→ Exercise
Every line below should be duplicated exactly.

→ The data
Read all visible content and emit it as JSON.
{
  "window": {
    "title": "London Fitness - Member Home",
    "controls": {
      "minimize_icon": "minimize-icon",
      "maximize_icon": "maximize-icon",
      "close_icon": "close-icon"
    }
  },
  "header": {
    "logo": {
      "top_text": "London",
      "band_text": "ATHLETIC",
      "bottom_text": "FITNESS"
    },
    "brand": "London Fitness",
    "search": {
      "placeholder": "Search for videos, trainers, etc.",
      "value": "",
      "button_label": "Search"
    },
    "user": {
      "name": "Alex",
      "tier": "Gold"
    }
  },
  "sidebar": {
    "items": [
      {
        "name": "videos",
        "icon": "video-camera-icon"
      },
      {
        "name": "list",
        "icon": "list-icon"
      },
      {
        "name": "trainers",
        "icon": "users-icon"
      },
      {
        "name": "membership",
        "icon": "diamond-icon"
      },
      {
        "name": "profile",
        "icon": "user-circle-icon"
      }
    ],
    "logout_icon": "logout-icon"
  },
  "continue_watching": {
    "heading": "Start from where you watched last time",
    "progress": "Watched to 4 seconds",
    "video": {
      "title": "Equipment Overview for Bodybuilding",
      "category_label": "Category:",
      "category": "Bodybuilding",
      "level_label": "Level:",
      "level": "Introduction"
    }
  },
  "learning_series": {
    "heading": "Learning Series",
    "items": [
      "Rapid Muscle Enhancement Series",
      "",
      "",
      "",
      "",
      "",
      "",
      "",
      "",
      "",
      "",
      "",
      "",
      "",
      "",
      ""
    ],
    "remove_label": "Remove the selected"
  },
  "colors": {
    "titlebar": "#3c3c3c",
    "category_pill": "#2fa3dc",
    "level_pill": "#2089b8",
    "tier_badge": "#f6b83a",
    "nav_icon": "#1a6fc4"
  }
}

→ Result below
Read all visible content and emit it as JSON.
{
  "window": {
    "title": "London Fitness - Member Home",
    "controls": {
      "minimize_icon": "minimize-icon",
      "maximize_icon": "maximize-icon",
      "close_icon": "close-icon"
    }
  },
  "header": {
    "logo": {
      "top_text": "London",
      "band_text": "ATHLETIC",
      "bottom_text": "FITNESS"
    },
    "brand": "London Fitness",
    "search": {
      "placeholder": "Search for videos, trainers, etc.",
      "value": "",
      "button_label": "Search"
    },
    "user": {
      "name": "Alex",
      "tier": "Gold"
    }
  },
  "sidebar": {
    "items": [
      {
        "name": "videos",
        "icon": "video-camera-icon"
      },
      {
        "name": "list",
        "icon": "list-icon"
      },
      {
        "name": "trainers",
        "icon": "users-icon"
      },
      {
        "name": "membership",
        "icon": "diamond-icon"
      },
      {
        "name": "profile",
        "icon": "user-circle-icon"
      }
    ],
    "logout_icon": "logout-icon"
  },
  "continue_watching": {
    "heading": "Start from where you watched last time",
    "progress": "Watched to 4 seconds",
    "video": {
      "title": "Equipment Overview for Bodybuilding",
      "category_label": "Category:",
      "category": "Bodybuilding",
      "level_label": "Level:",
      "level": "Introduction"
    }
  },
  "learning_series": {
    "heading": "Learning Series",
    "items": [
      "Rapid Muscle Enhancement Series",
      "",
      "",
      "",
      "",
      "",
      "",
      "",
      "",
      "",
      "",
      "",
      "",
      "",
      "",
      ""
    ],
    "remove_label": "Remove the selected"
  },
  "colors": {
    "titlebar": "#3c3c3c",
    "category_pill": "#2fa3dc",
    "level_pill": "#2089b8",
    "tier_badge": "#f6b83a",
    "nav_icon": "#1a6fc4"
  }
}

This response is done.